Hit start listening to start capturing web traffic from clients

As the Clients browse insecure sites, their data would be relayed to us on this page (as shown below)

Client View

Wifi 🍍 View

DNSMasq Spoof

This module forges replies to arbitrary DNS queries using DNSMasq.


Hit Start to run the spoofer

Add a custom host entry to redirect hosts

I'll be adding a fake entry for example.com. example.com is an actual site that people can access on the web. The real site looks like the following:

Now that we have pointed it to a different IP address containing our "evil portal", let's see what happens to the clients connected to our rogue network.

Live DNS Attack

Here we can see one of the rogue network's clients navigating to example.com but its totally different from what the actual website is. This shows that an attacker/man-in-the-middle is able to easily reply falsely to your DNS queries and this is highly likely to end up as a phishing attack.


This section contains information on PineAP and how it can be used


PineAP is a powerful, modular rogue access point suite that helps WiFi auditors collect clients by imitating Preferred Networks. Leveraging PineAP, we are able to see what SSIDs devices are trying to look for. Using that information and PineAP's features, we are able to advertise ourselves as that SSID which the device is looking for.


Let's say you were authenticated to your home network named 4pfHome . Your phone will then try to look for that same SSID when you're outside and have your WIFI on. PineAP will then see this and advertise itself as 4pfHome to your device. If connected, you will be one of Wifi 🍍's many clients, and that's not good. Let's take a look at how it's done!

Live Attack

Prior to launching the attack, the PineAP first has to be set up to listen.

PineAP Setup

Enabling the following options to be able to capture and rebroadcast SSIDs

Broadcast Attack

After letting PineAP do its thing for a while, we are able to see a couple of SSIDs in the SSID Pool .

Now on my devices, I would be able to see these SSIDs being broadcasted and unprotected. (as shown below)

Now once our "target" connects to our network, we own it :) (kind of)

Client Connect back


We can see that both the devices are connected to the Wifi 🍍 but they are connected under 2 different SSIDs. My laptop thinks it is connected to AndroidAP68A2 and my phone thinks it is connected to Linksys12765_5GHz .

The connected devices won't realize a thing as the Wifi 🍍 is connected to the internet and acts how any other router would.

Now that we have both devices connected to our bogus network, we can use Modules (which will be covered in the next section) to perform various attacks.

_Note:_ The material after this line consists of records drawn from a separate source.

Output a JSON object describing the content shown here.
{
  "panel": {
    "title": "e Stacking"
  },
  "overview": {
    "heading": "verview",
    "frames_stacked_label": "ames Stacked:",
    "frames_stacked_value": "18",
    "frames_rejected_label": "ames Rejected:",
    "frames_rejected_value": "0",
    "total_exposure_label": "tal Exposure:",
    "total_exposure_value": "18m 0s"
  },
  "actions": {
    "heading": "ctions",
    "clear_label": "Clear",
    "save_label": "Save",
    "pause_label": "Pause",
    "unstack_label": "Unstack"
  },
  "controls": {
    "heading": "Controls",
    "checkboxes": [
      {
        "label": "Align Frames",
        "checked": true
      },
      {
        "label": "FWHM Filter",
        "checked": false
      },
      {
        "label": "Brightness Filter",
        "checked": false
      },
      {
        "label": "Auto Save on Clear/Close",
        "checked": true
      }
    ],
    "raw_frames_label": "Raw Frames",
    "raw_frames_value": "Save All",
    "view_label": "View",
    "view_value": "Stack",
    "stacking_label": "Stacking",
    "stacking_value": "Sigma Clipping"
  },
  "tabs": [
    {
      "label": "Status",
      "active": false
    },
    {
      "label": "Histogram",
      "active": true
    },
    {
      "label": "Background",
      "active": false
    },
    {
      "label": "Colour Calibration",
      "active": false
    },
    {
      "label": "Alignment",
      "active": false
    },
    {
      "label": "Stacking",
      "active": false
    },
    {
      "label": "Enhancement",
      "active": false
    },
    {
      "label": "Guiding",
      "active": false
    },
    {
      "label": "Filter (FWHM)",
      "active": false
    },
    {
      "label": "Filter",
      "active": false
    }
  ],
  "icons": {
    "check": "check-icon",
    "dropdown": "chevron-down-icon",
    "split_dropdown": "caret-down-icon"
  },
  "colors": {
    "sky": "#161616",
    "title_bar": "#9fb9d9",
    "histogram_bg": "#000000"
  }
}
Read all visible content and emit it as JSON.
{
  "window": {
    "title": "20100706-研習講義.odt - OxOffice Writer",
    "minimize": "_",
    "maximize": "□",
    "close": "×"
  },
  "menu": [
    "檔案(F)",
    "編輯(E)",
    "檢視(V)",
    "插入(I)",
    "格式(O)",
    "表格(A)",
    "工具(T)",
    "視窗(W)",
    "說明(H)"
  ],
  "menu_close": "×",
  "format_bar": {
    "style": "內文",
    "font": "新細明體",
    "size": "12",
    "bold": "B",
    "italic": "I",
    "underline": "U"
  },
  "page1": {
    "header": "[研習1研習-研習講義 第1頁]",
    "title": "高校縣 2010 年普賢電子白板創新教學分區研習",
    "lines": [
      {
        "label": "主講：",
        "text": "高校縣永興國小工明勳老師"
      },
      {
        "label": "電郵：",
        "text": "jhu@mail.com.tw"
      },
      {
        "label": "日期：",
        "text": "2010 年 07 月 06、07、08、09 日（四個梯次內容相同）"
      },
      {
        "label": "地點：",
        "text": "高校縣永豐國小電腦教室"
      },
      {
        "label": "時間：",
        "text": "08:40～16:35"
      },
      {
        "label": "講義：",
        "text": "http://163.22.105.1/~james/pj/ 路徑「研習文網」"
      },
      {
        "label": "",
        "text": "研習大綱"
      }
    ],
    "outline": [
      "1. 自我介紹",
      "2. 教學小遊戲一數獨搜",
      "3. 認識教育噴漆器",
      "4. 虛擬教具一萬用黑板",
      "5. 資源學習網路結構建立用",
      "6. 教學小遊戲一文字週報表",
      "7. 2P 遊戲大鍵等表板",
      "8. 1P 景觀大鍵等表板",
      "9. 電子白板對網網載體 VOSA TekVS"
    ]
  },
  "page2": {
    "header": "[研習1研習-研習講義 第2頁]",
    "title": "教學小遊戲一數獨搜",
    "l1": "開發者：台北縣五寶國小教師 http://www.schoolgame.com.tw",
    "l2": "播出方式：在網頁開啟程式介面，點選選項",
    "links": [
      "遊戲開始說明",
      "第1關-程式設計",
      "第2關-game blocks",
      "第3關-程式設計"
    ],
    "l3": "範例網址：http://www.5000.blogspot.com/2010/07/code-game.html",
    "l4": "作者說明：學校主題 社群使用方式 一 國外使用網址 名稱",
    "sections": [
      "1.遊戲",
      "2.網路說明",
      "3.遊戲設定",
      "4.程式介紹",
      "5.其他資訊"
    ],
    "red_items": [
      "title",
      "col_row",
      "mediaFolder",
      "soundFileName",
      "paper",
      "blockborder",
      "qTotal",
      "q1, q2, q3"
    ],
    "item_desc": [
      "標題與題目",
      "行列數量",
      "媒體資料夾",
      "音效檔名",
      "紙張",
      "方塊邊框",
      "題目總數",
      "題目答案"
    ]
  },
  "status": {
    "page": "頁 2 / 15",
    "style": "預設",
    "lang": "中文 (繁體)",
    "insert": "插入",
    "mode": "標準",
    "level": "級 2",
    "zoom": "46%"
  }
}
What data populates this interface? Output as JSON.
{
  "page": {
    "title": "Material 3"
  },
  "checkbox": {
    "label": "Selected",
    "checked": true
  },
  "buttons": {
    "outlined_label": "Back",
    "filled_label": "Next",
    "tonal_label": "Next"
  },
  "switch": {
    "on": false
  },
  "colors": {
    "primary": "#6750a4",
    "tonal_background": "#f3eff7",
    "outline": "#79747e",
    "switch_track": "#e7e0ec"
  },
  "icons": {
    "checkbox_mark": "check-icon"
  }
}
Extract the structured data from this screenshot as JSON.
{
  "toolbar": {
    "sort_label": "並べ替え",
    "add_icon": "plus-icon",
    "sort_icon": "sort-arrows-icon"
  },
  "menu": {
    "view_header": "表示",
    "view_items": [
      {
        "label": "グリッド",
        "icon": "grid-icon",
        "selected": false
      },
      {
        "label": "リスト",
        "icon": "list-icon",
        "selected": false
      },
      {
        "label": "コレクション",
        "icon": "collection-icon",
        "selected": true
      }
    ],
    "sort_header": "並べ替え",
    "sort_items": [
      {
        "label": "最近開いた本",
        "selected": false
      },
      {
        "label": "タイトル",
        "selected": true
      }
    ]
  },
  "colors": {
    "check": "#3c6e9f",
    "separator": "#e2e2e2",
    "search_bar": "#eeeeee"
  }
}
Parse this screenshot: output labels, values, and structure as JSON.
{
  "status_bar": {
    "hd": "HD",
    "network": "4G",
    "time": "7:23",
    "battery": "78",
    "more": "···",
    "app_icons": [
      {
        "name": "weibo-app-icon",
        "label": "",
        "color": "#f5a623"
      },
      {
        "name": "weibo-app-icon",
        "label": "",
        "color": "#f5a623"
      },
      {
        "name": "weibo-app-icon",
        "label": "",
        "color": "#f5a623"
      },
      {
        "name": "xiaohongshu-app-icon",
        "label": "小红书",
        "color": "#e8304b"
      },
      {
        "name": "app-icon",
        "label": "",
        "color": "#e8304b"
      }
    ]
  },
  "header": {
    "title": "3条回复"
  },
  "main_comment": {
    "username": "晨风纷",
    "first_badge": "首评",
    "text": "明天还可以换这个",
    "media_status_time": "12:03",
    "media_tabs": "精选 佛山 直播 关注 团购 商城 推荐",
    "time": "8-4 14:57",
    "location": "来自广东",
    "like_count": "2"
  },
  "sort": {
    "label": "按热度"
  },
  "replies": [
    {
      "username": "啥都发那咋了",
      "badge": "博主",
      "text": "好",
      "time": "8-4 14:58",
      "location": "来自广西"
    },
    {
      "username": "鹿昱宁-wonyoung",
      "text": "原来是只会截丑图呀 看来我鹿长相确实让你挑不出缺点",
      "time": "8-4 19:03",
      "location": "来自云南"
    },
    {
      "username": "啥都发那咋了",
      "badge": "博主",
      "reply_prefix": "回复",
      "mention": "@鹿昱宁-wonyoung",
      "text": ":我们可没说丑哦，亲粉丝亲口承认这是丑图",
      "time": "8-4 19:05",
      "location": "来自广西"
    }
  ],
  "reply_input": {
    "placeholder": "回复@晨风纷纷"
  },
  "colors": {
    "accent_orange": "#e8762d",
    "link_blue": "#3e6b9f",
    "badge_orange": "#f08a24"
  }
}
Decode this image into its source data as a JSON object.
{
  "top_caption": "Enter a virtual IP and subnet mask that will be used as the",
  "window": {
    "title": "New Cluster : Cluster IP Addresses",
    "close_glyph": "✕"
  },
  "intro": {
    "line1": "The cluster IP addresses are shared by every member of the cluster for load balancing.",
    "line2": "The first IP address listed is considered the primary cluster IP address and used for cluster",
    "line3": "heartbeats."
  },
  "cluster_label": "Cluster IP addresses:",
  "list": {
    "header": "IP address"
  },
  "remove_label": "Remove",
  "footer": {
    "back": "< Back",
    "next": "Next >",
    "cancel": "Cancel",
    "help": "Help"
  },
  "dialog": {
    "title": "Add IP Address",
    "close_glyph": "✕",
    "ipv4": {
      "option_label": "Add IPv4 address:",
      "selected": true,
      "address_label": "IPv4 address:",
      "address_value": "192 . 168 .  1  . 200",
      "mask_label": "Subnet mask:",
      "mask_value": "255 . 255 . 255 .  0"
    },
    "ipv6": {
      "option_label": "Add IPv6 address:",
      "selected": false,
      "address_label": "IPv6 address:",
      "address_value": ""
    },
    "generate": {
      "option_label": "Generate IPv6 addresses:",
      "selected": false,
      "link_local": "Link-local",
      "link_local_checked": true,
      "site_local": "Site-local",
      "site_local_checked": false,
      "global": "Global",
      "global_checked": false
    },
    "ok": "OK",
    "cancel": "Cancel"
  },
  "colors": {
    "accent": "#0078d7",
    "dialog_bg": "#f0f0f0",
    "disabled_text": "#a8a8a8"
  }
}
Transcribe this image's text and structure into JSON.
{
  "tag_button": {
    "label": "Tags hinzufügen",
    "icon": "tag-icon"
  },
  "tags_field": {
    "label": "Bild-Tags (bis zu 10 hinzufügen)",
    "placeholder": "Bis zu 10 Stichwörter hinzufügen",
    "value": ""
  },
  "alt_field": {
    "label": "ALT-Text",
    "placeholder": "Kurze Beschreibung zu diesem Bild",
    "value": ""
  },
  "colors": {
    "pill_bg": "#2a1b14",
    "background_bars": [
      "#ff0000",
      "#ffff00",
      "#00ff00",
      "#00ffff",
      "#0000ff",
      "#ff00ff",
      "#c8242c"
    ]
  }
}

This is how we can make use of PineAP to trick users to connect to us.

From my testing, I wasn't able to get the devices to connect to the endpoints automatically. Thus, this attack still depends on the user to make the final decision to connect.

That was an awesome way to get introduced to wireless hacking! I wish to explore more manual options in the near future 🔥!